In recent years, our nation has witnessed an epidemic of people acquiring exotic wildlife as pets. Wild animals, including lions, tigers, bears, chimpanzees, monkeys, venomous snakes, alligators and other dangerous species are readily available from breeders and even over the Internet. In private hands, these animals often end up in basements, garages or backyards, where their most basic needs are not met. Not only is this cruel to the animals who are forced to live in unnatural circumstances, but keeping wildlife in such close proximity to humans is a public safety nightmare that often results in tragedy.
In the wake of several high-profile incidents, including Zanesville, Ohio, where a man released his private menagerie of big cats, wolves, bears and primates before committing suicide, and the attack on a Connecticut woman, Charla Nash, by a pet chimpanzee, most U.S. states – including New York – have moved in recent years to ban or severely restrict the ownership of many dangerous wild animals.
This week, in a pioneering move that takes into account that the largest wild animals are not the only ones who suffer in captivity or pose a threat to public safety, the New York State Department of Environmental Conservation has proposed expanding its definition of animals deemed as dangerous to include additional species such as capuchin monkeys, squirrel monkeys, Arctic foxes, Eurasian lynxes, skunks, raccoons and bats, among other animals.
New York’s action follows a growing number of incidents involving dangerous animals who have posed a risk to public safety and the environment, including:
- An incident in July where authorities removed a five-and-a-half-foot alligator and a caiman crammed in a metal dog cage along with 20 turtles from a living room in the town of Wappingers Falls
- An individual who had to be airlifted to a hospital after being bitten by one of the approximately 150 vipers illegally in his possession
- A nine-foot anaconda who escaped from a van in Suffolk County
- Agency seizures of more than 20 dangerous animals including vipers, cobras, rattlesnakes, anacondas, alligators, and caimans in Madison County
Public health is also a serious concern because many wild animal species may be carriers of serious zoonotic diseases.

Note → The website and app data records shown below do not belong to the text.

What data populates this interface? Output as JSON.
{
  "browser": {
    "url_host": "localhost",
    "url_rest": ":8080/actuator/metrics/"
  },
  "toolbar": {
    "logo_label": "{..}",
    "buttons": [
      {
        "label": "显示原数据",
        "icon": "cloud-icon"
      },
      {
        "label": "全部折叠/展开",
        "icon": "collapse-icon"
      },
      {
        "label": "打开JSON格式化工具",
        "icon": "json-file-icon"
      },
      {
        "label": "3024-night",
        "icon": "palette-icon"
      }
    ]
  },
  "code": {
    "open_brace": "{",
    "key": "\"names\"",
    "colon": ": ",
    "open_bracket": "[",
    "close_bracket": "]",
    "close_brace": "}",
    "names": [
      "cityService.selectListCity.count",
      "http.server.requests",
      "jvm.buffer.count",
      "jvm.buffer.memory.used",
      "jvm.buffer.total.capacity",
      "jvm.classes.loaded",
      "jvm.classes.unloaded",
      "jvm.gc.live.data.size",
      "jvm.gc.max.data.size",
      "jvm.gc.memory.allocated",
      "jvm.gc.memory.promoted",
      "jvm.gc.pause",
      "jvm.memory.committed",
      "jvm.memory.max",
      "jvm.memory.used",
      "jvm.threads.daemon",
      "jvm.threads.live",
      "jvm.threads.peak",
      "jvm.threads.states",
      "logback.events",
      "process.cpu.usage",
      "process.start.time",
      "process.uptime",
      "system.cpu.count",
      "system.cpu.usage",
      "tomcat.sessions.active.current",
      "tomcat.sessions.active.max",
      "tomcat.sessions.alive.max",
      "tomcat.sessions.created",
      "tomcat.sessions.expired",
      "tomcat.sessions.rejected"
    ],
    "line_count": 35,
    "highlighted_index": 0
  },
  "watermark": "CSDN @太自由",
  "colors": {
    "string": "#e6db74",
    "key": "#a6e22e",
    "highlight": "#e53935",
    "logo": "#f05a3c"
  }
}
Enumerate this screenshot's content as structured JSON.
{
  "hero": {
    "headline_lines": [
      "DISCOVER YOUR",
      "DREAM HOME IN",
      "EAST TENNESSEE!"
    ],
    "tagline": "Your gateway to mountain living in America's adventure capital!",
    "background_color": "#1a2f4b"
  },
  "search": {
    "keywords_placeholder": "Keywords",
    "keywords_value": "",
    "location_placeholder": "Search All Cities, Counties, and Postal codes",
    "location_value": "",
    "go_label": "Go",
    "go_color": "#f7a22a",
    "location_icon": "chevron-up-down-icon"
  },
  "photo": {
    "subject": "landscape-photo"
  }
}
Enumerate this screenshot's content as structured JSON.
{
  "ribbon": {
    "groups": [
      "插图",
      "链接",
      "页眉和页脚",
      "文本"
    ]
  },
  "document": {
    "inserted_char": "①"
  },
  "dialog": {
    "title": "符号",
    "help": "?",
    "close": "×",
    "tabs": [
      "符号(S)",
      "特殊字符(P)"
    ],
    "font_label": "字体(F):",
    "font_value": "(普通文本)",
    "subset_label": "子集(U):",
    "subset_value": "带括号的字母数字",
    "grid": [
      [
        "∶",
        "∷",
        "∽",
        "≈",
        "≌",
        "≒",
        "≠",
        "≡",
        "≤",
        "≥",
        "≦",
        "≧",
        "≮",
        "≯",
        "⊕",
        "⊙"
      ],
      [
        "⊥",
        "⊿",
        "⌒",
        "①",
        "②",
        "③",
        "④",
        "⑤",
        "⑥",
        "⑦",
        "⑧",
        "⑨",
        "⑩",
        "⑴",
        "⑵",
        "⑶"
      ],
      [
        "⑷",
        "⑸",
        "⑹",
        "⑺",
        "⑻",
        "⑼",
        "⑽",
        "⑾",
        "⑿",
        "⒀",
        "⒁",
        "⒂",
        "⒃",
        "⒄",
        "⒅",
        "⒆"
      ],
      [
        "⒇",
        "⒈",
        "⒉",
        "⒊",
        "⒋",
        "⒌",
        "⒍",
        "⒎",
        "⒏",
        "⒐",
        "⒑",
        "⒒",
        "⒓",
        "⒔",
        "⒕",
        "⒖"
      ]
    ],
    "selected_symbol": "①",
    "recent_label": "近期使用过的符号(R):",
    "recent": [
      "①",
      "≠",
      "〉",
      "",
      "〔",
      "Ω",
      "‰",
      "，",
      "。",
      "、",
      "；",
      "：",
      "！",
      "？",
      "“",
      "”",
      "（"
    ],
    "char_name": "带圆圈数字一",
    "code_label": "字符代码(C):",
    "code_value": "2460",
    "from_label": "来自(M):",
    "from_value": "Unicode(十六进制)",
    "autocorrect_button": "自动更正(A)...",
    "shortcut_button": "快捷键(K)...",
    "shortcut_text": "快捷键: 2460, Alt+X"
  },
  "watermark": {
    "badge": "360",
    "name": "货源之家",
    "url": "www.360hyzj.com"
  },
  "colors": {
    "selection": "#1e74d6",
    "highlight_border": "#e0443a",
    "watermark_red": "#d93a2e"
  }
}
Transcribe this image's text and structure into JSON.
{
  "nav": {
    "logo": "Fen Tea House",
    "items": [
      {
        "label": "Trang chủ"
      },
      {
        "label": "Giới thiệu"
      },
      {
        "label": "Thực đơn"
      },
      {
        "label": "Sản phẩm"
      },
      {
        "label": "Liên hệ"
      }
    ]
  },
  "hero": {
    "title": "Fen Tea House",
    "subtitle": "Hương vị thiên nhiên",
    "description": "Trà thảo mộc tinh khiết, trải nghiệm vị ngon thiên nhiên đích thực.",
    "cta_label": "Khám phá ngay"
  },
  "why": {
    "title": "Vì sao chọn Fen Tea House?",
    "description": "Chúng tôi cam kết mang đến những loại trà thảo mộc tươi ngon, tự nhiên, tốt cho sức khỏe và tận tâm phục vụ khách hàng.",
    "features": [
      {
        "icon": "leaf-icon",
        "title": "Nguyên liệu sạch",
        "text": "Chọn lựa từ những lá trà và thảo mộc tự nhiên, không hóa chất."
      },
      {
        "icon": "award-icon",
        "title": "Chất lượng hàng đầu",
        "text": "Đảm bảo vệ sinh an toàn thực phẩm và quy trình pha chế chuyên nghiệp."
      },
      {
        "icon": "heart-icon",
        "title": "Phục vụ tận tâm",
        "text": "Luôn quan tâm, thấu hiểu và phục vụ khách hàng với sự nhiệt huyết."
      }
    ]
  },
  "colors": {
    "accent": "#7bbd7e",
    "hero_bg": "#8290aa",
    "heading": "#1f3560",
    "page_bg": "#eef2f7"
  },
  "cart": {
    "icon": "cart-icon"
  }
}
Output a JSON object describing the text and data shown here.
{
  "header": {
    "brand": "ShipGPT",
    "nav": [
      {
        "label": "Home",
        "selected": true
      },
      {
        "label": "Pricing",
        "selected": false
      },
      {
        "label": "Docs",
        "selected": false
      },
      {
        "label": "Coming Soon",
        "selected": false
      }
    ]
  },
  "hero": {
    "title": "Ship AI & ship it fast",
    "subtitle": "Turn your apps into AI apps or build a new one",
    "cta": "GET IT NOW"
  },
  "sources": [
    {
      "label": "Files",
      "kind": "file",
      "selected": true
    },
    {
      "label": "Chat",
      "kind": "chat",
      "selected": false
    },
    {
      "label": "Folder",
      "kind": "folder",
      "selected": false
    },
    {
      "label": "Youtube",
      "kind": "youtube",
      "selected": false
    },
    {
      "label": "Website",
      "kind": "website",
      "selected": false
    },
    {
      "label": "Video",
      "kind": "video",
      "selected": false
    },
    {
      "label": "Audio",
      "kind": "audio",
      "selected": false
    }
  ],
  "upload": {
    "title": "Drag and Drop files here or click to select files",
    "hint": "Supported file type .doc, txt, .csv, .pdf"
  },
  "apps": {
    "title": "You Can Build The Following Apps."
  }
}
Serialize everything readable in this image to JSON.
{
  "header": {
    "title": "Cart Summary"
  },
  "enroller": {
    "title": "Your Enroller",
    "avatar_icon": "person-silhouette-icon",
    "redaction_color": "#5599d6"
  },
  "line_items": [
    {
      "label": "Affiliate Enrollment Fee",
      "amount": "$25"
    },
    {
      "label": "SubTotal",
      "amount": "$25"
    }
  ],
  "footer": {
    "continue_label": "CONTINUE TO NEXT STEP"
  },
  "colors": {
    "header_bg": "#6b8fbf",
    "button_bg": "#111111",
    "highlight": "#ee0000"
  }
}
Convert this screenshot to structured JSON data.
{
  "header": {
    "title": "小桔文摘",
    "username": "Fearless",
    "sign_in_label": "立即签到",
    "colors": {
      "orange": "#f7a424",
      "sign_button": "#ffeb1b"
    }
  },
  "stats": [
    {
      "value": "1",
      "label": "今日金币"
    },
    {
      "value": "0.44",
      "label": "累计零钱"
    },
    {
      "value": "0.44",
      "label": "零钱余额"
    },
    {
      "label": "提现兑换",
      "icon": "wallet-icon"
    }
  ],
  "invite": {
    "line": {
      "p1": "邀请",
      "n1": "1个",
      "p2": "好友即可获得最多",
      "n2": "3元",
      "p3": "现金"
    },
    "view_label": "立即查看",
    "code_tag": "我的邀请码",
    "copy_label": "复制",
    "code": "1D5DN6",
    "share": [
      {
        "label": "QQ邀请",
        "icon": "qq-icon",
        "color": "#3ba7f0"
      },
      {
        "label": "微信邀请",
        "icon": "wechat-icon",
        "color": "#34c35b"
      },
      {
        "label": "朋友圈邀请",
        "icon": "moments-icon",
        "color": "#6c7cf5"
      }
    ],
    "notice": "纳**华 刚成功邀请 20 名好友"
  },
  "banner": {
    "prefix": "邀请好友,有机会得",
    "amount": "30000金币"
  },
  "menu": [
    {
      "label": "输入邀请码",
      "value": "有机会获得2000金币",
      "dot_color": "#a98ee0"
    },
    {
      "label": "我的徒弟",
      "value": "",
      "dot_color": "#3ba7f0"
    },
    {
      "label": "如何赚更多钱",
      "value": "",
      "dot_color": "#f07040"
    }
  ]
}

The National Association of State Public Health Veterinarians warns that direct public contact with dangerous animals, such as nonhuman primates and certain carnivores, should be completely prohibited.
We applaud the New York State Department of Environmental Conservation for taking this step to expand the restrictions on wild animals as pets, and we hope it will encourage other states to follow suit. Primates and foxes are no better suited to living in homes than a tiger is, and no one needs to keep one as a pet. The agency recently opened public comment for these proposed rule changes, so if you live in New York, please write in and let them know you support expanding the restrictions on the private ownership of dangerous wild animals.